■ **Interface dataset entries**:
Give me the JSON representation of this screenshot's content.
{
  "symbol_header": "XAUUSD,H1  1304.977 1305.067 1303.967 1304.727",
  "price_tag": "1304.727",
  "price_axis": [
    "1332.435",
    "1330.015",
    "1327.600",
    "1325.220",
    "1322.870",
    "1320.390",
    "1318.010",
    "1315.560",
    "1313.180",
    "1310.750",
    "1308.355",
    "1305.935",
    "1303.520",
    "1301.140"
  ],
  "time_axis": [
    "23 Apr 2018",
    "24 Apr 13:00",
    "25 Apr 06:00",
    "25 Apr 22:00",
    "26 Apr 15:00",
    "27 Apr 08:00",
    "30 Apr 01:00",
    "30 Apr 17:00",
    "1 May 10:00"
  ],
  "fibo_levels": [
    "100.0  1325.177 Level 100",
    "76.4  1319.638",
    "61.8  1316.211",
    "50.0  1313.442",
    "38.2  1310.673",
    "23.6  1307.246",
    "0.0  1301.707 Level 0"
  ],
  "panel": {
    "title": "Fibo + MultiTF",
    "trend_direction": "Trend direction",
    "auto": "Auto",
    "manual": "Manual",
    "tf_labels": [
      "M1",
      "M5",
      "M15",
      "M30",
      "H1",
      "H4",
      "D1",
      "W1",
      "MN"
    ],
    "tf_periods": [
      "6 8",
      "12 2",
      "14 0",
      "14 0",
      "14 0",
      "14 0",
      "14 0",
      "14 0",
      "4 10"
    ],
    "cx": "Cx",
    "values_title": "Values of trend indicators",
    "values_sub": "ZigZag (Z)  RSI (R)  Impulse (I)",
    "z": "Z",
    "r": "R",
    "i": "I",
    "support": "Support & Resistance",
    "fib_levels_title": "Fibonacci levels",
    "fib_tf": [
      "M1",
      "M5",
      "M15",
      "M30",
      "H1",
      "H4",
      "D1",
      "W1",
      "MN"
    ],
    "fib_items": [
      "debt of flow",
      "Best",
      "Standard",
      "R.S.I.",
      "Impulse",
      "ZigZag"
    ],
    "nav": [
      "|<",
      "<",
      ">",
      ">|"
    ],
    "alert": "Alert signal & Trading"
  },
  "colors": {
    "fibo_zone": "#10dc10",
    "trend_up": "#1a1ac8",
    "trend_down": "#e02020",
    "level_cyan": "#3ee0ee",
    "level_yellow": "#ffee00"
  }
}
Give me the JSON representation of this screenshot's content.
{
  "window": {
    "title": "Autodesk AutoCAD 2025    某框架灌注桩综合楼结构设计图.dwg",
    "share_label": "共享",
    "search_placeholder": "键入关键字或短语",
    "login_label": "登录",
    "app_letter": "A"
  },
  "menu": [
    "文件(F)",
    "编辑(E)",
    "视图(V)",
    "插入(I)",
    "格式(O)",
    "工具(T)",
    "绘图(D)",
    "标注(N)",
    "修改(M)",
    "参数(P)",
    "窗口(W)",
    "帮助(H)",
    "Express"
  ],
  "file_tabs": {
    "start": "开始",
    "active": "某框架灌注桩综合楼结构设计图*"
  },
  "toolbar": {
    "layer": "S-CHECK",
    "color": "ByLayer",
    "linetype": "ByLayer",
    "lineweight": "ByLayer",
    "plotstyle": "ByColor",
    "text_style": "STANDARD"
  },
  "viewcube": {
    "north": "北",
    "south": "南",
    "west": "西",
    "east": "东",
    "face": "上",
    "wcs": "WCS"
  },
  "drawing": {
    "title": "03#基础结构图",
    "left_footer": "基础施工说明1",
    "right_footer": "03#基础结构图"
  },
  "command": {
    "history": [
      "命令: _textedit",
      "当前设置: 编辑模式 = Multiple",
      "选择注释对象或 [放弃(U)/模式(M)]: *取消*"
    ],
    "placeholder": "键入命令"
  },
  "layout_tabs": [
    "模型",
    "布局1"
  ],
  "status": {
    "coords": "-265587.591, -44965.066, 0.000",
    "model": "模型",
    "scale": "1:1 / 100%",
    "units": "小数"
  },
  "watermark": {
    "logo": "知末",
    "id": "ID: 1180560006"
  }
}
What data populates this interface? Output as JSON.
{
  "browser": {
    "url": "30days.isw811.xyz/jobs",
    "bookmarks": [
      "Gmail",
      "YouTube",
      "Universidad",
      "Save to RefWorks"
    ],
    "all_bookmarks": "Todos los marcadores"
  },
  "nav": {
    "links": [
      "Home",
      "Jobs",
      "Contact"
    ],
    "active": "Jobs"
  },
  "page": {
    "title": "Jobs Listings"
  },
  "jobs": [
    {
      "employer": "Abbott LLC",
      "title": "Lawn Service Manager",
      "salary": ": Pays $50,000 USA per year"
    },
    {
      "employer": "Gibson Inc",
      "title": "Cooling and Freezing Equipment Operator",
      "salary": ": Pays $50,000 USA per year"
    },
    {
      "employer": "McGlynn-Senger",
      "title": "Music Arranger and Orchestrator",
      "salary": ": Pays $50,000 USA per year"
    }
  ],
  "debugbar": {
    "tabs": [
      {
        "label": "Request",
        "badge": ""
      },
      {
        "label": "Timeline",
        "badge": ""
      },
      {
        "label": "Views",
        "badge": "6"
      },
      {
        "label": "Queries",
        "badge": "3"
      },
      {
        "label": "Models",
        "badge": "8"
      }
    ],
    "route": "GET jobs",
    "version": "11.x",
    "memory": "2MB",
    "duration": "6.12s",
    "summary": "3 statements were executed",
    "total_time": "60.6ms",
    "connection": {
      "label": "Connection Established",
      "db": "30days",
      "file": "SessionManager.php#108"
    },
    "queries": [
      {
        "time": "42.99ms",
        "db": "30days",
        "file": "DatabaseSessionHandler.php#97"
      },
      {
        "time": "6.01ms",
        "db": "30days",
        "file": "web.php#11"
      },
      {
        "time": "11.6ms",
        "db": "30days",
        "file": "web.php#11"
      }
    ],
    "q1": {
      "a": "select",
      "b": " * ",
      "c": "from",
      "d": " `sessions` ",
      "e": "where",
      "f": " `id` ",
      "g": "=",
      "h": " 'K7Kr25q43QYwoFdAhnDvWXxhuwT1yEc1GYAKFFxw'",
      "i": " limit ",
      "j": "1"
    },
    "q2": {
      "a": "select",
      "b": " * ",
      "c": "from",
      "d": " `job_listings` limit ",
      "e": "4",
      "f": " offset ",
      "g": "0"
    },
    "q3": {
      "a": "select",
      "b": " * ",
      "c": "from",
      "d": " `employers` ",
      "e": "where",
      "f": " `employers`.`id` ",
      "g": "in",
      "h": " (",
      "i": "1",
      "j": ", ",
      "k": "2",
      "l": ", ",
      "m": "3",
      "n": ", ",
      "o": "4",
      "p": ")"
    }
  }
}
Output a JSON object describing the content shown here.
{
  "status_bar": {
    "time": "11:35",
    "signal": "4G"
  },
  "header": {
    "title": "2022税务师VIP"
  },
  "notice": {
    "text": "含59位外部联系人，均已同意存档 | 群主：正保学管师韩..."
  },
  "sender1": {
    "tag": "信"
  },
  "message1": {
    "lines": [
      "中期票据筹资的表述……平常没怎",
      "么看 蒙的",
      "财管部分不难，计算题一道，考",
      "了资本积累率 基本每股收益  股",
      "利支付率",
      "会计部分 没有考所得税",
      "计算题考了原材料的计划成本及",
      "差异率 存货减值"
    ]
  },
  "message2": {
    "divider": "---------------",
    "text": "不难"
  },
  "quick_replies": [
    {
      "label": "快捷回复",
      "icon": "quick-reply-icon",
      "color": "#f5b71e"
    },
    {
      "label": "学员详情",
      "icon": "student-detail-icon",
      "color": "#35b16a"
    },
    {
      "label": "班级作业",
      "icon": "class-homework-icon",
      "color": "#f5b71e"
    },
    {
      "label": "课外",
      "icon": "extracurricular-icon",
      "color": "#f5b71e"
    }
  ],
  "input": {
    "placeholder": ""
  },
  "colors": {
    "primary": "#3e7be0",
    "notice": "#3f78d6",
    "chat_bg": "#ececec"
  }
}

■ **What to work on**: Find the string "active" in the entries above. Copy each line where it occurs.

■ **Result of the task**:
    "active": "某框架灌注桩综合楼结构设计图*"
    "active": "Jobs"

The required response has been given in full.